Each of the values is based on the actual number of satoshi rewarded per block. This reward halves every 210,000 blocks. This halving presents a potential point of confusion; at some point the reward would be 610,351.5 satoshi - which at As of 4 April 2015[update] cannot exist in the satoshi client's fixed point arithmetic limit.
The value is, instead, truncated to 610,351 satoshi. The total number of satoshi generated during that reward era is thus not 210,000 * 610,351.5 = 128,173,815,000 (BTC1,281.73815000), but 210,000 * 610,351 = 128,173,710,000 (BTC1,281.73710000). The same problem presents itself with any subsequent reward eras .
An earlier version of the table in this page had a single satoshi error in some of the values, likely due to related floating point accuracy issues.

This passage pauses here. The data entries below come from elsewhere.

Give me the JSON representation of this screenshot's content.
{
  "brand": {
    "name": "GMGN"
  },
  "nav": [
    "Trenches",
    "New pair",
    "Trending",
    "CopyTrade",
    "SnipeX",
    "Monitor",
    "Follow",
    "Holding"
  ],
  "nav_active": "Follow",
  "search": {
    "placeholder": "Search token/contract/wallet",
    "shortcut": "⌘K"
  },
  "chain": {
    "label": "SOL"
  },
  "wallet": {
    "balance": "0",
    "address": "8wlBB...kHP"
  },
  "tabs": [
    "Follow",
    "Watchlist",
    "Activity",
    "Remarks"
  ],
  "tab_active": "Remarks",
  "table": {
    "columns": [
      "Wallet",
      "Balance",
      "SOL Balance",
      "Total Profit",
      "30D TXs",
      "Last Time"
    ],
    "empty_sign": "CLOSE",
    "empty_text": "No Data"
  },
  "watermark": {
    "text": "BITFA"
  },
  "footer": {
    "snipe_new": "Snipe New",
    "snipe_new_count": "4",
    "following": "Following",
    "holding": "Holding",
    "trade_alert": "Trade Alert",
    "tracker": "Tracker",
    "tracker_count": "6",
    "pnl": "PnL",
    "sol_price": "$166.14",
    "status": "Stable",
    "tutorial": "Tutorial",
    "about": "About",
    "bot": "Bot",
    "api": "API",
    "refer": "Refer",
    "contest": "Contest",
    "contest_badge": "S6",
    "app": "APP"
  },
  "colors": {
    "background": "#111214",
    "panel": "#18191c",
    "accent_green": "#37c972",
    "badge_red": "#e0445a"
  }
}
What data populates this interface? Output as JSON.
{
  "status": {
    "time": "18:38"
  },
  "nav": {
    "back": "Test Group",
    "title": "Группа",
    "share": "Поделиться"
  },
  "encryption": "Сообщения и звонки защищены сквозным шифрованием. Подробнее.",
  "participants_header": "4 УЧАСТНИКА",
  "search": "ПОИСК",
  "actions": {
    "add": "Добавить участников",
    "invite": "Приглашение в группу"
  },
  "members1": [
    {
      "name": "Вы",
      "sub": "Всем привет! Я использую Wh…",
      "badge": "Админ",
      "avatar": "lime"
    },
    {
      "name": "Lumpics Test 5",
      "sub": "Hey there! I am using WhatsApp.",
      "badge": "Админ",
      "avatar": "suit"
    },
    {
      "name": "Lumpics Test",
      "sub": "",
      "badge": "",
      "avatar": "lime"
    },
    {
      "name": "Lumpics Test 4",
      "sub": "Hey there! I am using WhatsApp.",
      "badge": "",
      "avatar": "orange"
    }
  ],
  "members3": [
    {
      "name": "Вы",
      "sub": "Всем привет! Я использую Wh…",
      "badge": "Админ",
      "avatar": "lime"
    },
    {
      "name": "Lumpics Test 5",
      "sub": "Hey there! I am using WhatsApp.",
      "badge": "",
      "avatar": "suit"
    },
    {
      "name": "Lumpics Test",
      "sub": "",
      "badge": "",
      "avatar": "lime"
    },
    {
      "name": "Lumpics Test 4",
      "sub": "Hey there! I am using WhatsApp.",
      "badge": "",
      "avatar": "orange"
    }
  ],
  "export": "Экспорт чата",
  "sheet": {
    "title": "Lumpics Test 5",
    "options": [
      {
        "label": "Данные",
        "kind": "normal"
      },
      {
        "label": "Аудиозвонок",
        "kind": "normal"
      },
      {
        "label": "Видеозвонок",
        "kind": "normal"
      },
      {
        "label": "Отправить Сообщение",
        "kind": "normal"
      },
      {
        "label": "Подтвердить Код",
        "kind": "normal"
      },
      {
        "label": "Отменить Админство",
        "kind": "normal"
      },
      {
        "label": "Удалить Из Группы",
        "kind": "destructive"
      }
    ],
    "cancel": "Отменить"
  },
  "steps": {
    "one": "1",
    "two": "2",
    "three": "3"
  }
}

At the actual last round there should be a total of BTC20,999,999.97690000.
If using floating point math throughout, depending on the accuracy and behavior of the floating point calculations, this could end up being calculated as BTC20999999.99877760, or a difference of BTC0.02187764.
The floating point math approach will tend toward a total supply of BTC21,000,000, and a difference from the actual current maximum of BTC0.0231.
For technical purposes, the total supply should be noted as BTC20,999,999.97690 with a reminder that this depends on the current fixed point arithmetic. For colloquial use, BTC21,000,000 should be acceptable. TheRealSteve (talk) 22:01, 4 April 2015 (UTC)
Projected Bitcoins (Long Term) 'Years' column removal
I've finally removed the Years column from the "Projected Bitcoins Long Term" table. There's multiple arguments in favor of this: 1. The existing format was decimal years, which aren't very layperson friendly. 2. Laypersons may be misled to believe these year/date values are set in stone, when they are not. For relevant discussion, see the arguments regarding an earlier graph which I can only presume (as the file was deleted) was equally misleading, and this reddit comment thread (disclaimer: I'm a participant in that thread): https://www.reddit.com/r/Bitcoin/comments/31g89l/rounding_error_in_the_wiki/ . If anybody wants to put year/date numbers back in: it's a wiki, go ahead, but I'd appreciate an outline of the arguments in favor in response here :) TheRealSteve (talk) 22:11, 30 July 2015 (UTC)